The decision, released Thursday, April 10, reverses a Kanawha County Circuit Court finding that the city of Nitro had overstepped its authority in telling residents Richard and Lorinda Nease they'd have to pay a $25 an hour search fee in addition to the actual photocopying costs to get storm drainage records dating back to 2007 they'd requested under the Freedom of Information Act.

Circuit Judge Charles E. King Jr. had ruled for the Neases, saying the city "lacked the authority to enact its ordinance establishing a search, retrieval or compilation fee and, therefore, the ordinance is unlawful and cannot be relied upon in defense of plaintiff's FOIA action."

But the high court, with Justice Brent Benjamin dissenting, said under state code "a public body is vested with the authority and discretion to impose a search or retrieval fee in connection with a FOIA request to provide public records provided that such fee is reasonable."

"As a result of this ruling, we conclude that the circuit court erred in its determination that the City lacked authority to enact an ordinance providing for a search fee in connection with a FOIA request," Justice Alan Loughry said, writing for the majority.

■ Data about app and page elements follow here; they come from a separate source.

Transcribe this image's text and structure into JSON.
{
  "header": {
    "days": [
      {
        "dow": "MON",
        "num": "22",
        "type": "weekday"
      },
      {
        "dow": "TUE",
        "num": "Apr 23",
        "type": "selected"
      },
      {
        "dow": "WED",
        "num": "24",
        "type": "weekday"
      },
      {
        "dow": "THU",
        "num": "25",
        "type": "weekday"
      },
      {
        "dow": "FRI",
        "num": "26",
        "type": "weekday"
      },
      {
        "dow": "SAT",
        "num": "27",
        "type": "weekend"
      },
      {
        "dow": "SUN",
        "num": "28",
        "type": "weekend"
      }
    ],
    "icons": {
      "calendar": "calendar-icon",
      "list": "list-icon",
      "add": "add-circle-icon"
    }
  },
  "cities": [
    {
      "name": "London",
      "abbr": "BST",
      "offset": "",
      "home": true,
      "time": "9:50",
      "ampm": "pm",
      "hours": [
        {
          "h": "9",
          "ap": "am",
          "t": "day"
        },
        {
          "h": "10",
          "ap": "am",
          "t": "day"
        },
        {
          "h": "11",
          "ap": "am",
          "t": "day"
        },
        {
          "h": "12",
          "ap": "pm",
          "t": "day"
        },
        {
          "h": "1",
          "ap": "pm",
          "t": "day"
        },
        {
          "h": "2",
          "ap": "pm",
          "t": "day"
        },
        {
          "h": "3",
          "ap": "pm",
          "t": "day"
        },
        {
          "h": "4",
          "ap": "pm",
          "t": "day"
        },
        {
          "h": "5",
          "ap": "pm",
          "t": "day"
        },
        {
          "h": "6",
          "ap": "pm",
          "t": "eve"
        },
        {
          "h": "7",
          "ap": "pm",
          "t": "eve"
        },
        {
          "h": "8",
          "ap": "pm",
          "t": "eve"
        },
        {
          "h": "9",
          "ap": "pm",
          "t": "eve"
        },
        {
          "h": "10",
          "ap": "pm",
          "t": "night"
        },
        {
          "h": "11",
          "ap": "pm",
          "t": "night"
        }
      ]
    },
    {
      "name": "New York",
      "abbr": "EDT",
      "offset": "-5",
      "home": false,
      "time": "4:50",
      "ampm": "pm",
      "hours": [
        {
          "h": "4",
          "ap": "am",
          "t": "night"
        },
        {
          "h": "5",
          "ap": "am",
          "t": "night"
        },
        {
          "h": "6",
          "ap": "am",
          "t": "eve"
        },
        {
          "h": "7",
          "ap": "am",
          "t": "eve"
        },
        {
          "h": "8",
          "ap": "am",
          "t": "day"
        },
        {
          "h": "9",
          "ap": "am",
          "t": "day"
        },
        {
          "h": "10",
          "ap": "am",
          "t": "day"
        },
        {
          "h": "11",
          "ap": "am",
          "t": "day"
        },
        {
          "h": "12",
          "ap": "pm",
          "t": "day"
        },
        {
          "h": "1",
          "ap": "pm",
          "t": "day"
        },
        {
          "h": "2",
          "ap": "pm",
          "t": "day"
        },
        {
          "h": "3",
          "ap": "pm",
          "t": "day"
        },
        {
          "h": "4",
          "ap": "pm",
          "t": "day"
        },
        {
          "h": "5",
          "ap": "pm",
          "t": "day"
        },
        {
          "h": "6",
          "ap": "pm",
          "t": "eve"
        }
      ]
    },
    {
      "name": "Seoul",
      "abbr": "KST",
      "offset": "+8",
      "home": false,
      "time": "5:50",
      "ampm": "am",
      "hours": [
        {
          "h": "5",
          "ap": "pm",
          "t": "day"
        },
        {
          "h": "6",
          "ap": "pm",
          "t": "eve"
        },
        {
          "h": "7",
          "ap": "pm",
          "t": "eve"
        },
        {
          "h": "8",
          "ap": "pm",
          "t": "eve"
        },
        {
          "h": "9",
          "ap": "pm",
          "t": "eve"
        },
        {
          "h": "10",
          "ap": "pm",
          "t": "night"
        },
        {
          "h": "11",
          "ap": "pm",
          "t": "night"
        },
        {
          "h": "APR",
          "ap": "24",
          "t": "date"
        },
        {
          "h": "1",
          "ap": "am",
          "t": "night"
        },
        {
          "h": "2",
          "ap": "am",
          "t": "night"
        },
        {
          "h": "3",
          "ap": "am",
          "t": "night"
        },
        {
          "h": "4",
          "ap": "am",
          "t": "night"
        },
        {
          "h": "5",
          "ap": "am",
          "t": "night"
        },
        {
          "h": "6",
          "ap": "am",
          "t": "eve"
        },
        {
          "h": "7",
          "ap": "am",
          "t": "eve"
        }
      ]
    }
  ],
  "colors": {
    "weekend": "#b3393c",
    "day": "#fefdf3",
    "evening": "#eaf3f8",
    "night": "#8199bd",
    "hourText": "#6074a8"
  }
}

"We wish to make clear that our decision in this matter did not require, or even demand, a consideration of the policy reasons which underlie FOIA," Loughry added. "The city never sought to prevent the Neases from having access to the documents they sought to inspect. Instead, it merely sought to charge a search fee in connection with its culling of five years worth of documentation that the Neases requested. And this Court, rather than weighing in on access versus non-access, was merely called upon to apply established statutory language on which the Legislature itself has relied in approving FOIA-related search fees by multiple state agencies. This case was never about the denial of access to public records; instead, the limited issue presented here was the validity of a fee enacted pursuant to clear statutory authority."

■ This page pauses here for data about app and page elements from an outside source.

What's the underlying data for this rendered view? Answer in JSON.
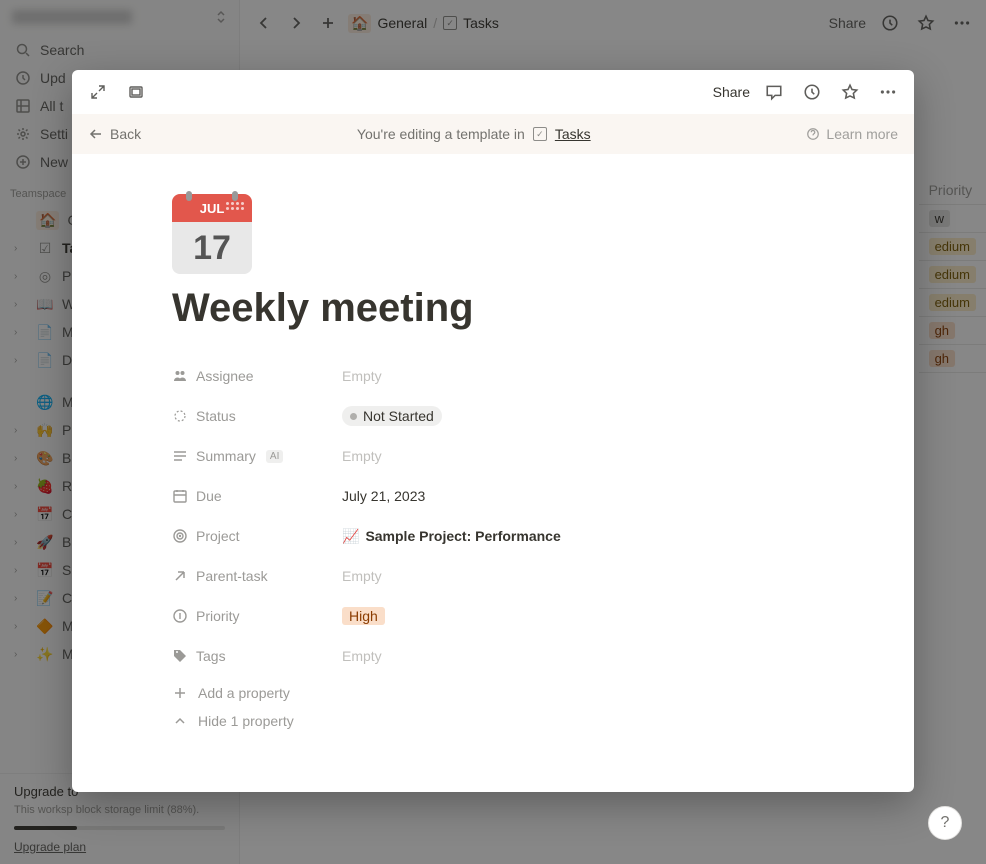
{
  "sidebar": {
    "nav": {
      "search": "Search",
      "updates": "Upd",
      "all": "All t",
      "settings": "Setti",
      "new": "New"
    },
    "section1_label": "Teamspace",
    "section1": [
      {
        "icon": "🏠",
        "label": "Gene",
        "active": true,
        "caret": false,
        "home_box": true
      },
      {
        "icon": "☑",
        "label": "Tas",
        "active": true,
        "caret": true,
        "bold": true
      },
      {
        "icon": "◎",
        "label": "Pro",
        "caret": true
      },
      {
        "icon": "📖",
        "label": "Wi",
        "caret": true
      },
      {
        "icon": "📄",
        "label": "Me",
        "caret": true
      },
      {
        "icon": "📄",
        "label": "Do",
        "caret": true
      }
    ],
    "section2": [
      {
        "icon": "🌐",
        "label": "Marl",
        "caret": false,
        "circle": true
      },
      {
        "icon": "🙌",
        "label": "Pre",
        "caret": true
      },
      {
        "icon": "🎨",
        "label": "Bra",
        "caret": true
      },
      {
        "icon": "🍓",
        "label": "Re",
        "caret": true
      },
      {
        "icon": "📅",
        "label": "Co",
        "caret": true
      },
      {
        "icon": "🚀",
        "label": "Blo",
        "caret": true
      },
      {
        "icon": "📅",
        "label": "So",
        "caret": true
      },
      {
        "icon": "📝",
        "label": "Ca",
        "caret": true
      },
      {
        "icon": "🔶",
        "label": "Mo",
        "caret": true
      },
      {
        "icon": "✨",
        "label": "Me",
        "caret": true
      }
    ],
    "upgrade": {
      "title": "Upgrade to",
      "sub": "This worksp\nblock storage limit (88%).",
      "link": "Upgrade plan"
    }
  },
  "topbar": {
    "crumb_home": "General",
    "crumb_page": "Tasks",
    "share": "Share"
  },
  "bg_table": {
    "header": "Priority",
    "rows": [
      "w",
      "edium",
      "edium",
      "edium",
      "gh",
      "gh"
    ]
  },
  "modal": {
    "top_share": "Share",
    "banner": {
      "back": "Back",
      "text": "You're editing a template in",
      "link": "Tasks",
      "learn": "Learn more"
    },
    "icon": {
      "month": "JUL",
      "day": "17"
    },
    "title": "Weekly meeting",
    "props": [
      {
        "icon": "people",
        "label": "Assignee",
        "value": "Empty",
        "type": "empty"
      },
      {
        "icon": "status",
        "label": "Status",
        "value": "Not Started",
        "type": "status"
      },
      {
        "icon": "lines",
        "label": "Summary",
        "badge": "AI",
        "value": "Empty",
        "type": "empty"
      },
      {
        "icon": "calendar",
        "label": "Due",
        "value": "July 21, 2023",
        "type": "text"
      },
      {
        "icon": "target",
        "label": "Project",
        "value": "Sample Project: Performance",
        "type": "project",
        "emoji": "📈"
      },
      {
        "icon": "arrow-up",
        "label": "Parent-task",
        "value": "Empty",
        "type": "empty"
      },
      {
        "icon": "priority",
        "label": "Priority",
        "value": "High",
        "type": "priority"
      },
      {
        "icon": "tag",
        "label": "Tags",
        "value": "Empty",
        "type": "empty"
      }
    ],
    "add_prop": "Add a property",
    "hide_prop": "Hide 1 property"
  }
}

Benjamin, however, said the majority's legal analysis of the statutory language at issue "amounts to nothing more than judicial embroidery and has no support in our law." Allowing a public body to charge a search fee would have a chilling effect on the public's right to access records.

"...The majority opinion is more than just a frontal assault on reason and sound legal analysis," Benjamin wrote. "It is also a step backward from the modern trend to make government more open and accessible to those it purportedly serves. Essentially, the majority opinion has a chilling effect on citizens who desire access to government records in order to become informed of the workings of their government. It also provides a way for overworked and underpaid public employees to discourage requests under the Freedom of Information Act by imposing an ever-increasing 'reasonable' fee on all such requests."